However, it said a large amount of the oil has remained at the accident site, flowing to a nearby onshore area.

Lukoil-Komi added that booms have been deployed at seven locations along the Kolva, with oil still being collected from the river surface.

Pechora pollution

However, according to local environmental group Save Pechora Committee, residents in the village of Mutny Materik reported seeing and smelling oil last weekend.

Mutny Materik is near the Pechora River, 160 kilometres downstream from the city of Usinsk, where the Kolva river flows into another regional stream, the Usa.

About 20 kilometres from Usinsk, the Usa River drains into the Pechora, which then traverses the Komi region to the Barents Sea.

Authorities have declared a state of emergency in Usinsk as the spill is endangering the city water supply system.

Assistance promises

Komi Governor Vladimir Uyba visited the village of Kolva last weekend to oversee efforts to remove oil from the river. He did not give any estimates of the size of the spill.

In videos of his visit, posted by villagers, Uyba vowed to arrange an alternative water supply for residents and provide other assistance, while authorities continue the clean-up effort.

He said Lukoil-Komi was unable to detect the pipeline leak promptly because of a lack of “automatic controls”.

Lukoil-Komi is a wholly owned subsidiary of Russian privately held producer Lukoil.

Uyba said he plans to meet Lukoil chairman Vagit Alekperov in June to discuss assistance it may agree to extend to local residents, who also depend on river fishing.

Clean-up 'in final stages - Lukoil

Lukoil said in a statement on Monday afternoon that the clean-up effort is in its "final stages".

"Populated areas and business facilities, including those situated in the Arctic zone of Russia, are in no danger," it added.

"The clean-up involves over 100 employees of Lukoil and qualified contractors, over 30 pieces of machinery.

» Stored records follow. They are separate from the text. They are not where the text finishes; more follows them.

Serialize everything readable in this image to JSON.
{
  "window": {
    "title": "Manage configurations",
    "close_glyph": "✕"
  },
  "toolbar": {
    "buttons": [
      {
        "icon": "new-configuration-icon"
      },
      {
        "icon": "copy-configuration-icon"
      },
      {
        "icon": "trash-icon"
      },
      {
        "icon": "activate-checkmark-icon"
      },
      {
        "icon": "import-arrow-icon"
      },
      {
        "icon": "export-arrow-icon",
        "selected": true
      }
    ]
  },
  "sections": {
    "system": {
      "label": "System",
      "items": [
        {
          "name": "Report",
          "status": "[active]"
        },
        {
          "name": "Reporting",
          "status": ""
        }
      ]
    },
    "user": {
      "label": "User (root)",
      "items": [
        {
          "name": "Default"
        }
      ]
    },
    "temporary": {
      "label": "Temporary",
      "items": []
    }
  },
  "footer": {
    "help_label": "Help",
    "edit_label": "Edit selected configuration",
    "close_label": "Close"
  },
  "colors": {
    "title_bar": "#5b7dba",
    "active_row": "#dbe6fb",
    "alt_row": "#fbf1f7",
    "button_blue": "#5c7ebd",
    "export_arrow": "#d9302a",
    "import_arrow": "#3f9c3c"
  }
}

They act in close cooperation with authorities."

The company added that "less than 9 cubic metres of oil-containing fluid found their way to the Kolva River".

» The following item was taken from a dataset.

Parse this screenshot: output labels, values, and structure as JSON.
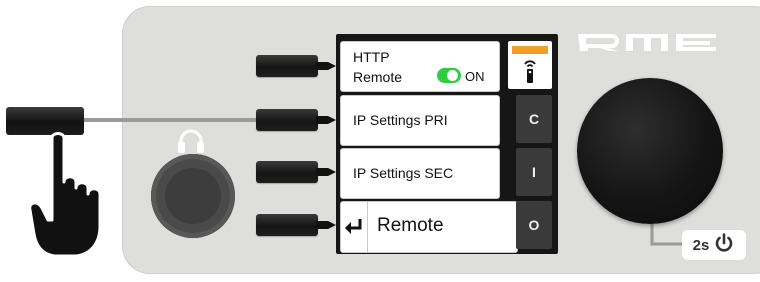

"Containment and recovery operations started immediately. There are no deaths of biological resources caused by the accident," it said.

Lukoil added: "Drinking water supply sources are in no danger. Water supply facilities of the city of Usinsk are located on the Usa River, upstream of the Kolva River inflow. Rural populations are supplied with water from water wells located in the settlements."

Announcements have been posted in local social network groups to search for volunteers who can use their own boats to assist in collecting oil from the Kolva river.

Yamal-Nenets spill size denied

Meanwhile, another Russian oil producer, Gazprom Neft, has rejected estimates by a regional department of the Ministry of Emergency Situations that about 2500 square metres of land had been polluted by an oil and water mixture at the Karamovskoye field in the Yamal-Nenets region in West Siberia.

The ministry said about 3000 cubic metres of such a mixture escaped from an infield pipeline last week.

However, Gazprom Neft said around 850 kilograms — amounting to about six barrels — was leaked, polluting an area of 250 square metres.